From David Hartley
Copy:7 American Philosophical Society; transcript: Library of Congress
Golden Square May 11 1779
My Dear Friend
Yours of May 4th. recd this moment. I cannot see the Commissioners of Sick & Hurt before tonights Mail, but I can equally give you an answr relating to the Prisoners because it was not longer ago than last night that one of the Commissioners calld upon me, in part to hear what was become of the Cartel Ship and anxious to proceed with the Exchange therefore without doubt you may proceed accordingly. The Commissioner, Mr Bell, who is a very well disposd person to forward the Exchange, suggested to me, to renew the application for the Exchange at Morlaix as much more expeditious.8 Your answer shall be immediately conveyd to the board of Sick & Hurt.
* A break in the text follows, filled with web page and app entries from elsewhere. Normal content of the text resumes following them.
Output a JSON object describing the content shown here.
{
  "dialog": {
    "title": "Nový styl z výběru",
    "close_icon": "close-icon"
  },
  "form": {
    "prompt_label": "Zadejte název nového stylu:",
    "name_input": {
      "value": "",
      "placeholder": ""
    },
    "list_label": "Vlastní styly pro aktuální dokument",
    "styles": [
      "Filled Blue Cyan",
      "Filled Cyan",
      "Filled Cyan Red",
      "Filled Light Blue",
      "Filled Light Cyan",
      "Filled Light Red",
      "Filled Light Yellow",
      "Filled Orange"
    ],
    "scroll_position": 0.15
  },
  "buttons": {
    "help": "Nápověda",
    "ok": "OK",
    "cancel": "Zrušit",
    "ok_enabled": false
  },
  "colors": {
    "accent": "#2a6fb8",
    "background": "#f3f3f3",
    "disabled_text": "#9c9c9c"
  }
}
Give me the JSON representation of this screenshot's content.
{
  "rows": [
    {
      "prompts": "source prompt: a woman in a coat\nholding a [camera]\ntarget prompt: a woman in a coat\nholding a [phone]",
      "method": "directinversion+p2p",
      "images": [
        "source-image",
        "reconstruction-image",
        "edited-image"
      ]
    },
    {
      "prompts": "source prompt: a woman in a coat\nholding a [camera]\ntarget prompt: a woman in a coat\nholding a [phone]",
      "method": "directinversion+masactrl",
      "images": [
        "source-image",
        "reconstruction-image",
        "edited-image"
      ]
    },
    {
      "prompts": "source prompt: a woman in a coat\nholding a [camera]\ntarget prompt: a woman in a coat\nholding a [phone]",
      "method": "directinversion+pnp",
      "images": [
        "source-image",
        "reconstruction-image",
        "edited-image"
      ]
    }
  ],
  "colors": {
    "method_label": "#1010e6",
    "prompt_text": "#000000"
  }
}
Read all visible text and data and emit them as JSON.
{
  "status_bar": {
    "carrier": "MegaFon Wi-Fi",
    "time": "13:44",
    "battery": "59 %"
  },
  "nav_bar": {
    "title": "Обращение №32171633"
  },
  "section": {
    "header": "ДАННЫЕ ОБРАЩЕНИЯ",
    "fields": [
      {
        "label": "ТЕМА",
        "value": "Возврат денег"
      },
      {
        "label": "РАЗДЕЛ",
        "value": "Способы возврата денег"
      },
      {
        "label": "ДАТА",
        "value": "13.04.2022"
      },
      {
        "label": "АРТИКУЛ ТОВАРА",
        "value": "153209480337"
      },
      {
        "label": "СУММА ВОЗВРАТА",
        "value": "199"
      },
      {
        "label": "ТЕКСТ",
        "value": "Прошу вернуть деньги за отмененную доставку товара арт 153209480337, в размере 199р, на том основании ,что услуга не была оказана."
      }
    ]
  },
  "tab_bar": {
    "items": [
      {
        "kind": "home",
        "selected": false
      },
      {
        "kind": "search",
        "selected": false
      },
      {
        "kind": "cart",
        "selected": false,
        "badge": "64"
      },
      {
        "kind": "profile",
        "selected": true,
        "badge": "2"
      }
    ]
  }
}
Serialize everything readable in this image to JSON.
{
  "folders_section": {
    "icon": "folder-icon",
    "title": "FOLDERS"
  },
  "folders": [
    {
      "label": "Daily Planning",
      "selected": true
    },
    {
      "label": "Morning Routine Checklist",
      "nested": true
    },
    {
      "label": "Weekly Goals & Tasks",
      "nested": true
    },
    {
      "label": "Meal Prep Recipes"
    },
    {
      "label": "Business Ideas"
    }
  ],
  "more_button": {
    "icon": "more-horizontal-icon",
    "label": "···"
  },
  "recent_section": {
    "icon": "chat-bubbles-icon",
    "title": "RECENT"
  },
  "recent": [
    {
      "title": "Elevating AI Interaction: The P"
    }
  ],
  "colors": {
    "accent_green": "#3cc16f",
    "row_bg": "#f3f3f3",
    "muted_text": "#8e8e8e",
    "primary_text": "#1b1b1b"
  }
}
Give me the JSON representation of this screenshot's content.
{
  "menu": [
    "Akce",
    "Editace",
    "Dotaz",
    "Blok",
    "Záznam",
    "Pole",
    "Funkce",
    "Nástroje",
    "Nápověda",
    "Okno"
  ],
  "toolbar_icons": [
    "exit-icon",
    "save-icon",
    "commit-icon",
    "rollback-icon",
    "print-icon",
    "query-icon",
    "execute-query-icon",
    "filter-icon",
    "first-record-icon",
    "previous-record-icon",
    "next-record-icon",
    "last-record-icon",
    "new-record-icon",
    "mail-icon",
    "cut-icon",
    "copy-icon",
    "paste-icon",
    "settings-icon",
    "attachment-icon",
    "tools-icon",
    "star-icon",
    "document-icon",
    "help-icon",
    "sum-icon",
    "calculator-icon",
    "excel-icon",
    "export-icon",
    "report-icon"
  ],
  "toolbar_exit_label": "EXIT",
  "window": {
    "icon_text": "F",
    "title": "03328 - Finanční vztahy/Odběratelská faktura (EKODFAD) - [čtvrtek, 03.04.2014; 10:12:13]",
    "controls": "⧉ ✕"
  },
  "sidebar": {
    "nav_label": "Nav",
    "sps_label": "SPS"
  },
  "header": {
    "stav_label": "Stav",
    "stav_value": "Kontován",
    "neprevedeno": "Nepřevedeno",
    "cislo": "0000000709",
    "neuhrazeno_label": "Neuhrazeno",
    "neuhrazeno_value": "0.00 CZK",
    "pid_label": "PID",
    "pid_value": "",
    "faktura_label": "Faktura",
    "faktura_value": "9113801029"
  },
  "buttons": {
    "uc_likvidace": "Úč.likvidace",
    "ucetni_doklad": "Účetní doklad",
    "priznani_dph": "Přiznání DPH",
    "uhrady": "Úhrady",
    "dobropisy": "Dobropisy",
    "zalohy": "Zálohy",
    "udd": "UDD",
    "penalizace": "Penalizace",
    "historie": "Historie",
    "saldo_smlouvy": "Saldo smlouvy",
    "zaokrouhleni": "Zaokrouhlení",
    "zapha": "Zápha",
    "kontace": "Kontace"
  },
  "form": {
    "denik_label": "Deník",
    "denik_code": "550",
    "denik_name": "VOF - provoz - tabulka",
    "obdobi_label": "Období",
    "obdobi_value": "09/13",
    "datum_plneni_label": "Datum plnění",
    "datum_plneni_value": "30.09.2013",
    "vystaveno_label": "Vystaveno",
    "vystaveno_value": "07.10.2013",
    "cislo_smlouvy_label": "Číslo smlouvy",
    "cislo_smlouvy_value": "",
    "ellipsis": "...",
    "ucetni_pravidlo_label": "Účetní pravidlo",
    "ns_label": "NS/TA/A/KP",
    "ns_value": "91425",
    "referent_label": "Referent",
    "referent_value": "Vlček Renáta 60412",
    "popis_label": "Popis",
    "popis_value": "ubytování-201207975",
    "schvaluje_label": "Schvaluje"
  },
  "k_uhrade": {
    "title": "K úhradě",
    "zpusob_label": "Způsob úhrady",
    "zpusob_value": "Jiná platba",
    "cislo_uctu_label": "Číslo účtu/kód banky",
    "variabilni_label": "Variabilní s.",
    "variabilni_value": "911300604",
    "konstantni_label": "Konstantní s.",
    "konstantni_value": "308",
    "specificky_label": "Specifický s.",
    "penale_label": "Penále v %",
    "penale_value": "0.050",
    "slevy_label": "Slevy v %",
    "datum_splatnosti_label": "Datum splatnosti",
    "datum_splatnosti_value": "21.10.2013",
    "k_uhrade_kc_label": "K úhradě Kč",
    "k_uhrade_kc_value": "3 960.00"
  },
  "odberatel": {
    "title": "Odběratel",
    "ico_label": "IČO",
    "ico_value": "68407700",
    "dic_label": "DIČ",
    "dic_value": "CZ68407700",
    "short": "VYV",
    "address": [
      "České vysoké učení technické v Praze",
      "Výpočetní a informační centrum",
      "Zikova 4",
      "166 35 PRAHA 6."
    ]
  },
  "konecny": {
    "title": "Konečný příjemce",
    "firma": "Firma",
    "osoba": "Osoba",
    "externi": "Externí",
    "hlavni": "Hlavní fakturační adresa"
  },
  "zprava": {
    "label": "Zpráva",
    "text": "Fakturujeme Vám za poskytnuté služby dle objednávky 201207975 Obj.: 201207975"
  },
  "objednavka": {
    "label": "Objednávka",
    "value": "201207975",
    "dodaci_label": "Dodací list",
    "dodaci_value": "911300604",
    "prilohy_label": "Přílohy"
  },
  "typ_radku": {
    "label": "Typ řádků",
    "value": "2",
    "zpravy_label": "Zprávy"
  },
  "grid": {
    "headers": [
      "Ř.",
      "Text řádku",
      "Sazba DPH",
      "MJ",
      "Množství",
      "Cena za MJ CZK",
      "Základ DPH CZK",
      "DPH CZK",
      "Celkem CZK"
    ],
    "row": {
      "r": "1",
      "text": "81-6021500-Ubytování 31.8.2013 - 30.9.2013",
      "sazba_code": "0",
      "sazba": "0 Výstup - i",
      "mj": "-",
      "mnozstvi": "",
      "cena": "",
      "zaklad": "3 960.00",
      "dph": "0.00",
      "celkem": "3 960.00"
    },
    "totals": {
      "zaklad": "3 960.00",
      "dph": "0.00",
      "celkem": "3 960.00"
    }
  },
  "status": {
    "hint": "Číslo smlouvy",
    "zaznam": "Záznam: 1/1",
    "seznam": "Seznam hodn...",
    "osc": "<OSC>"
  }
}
If Morlaix should be chosen, I suppose a new passport would be necessary— Querry will a new passport be necessary if the second Exche. should be still at the same port as the first? I must conclude, not having this day a moment to spare. You will hear from me soon— On Nesbit fifteen Guineas, but never paid— On Vaughan twenty Guineas, wch I consider not as publick prisoners money, but private upon Your own Acct: therefore remains in my hand—9 All the other prisoners money has been expended a long while ago. I am Yrs &c. &c
Compliments from another quarter1
Notation: D.H. May 10. 1779.
7. Possibly in the hand of Thomas Digges. Digges had just arrived in London, probably carrying BF’s May 4 letter. The two men were frequently in each other’s company in May and June working on both the prisoner exchange and the tentative peace negotiations that Hartley hoped to effect.
8. Hartley had already asked BF to inquire about using Morlaix for future prisoner exchanges: XXVIII, 245–6, 321.
9. Probably an answer to BF’s May 4 query about “two Small Bills.” For an earlier inquiry about bills on the bankers Nesbit and Vaughan see XXVI, 526, 539–40.
1. Almost certainly Digges.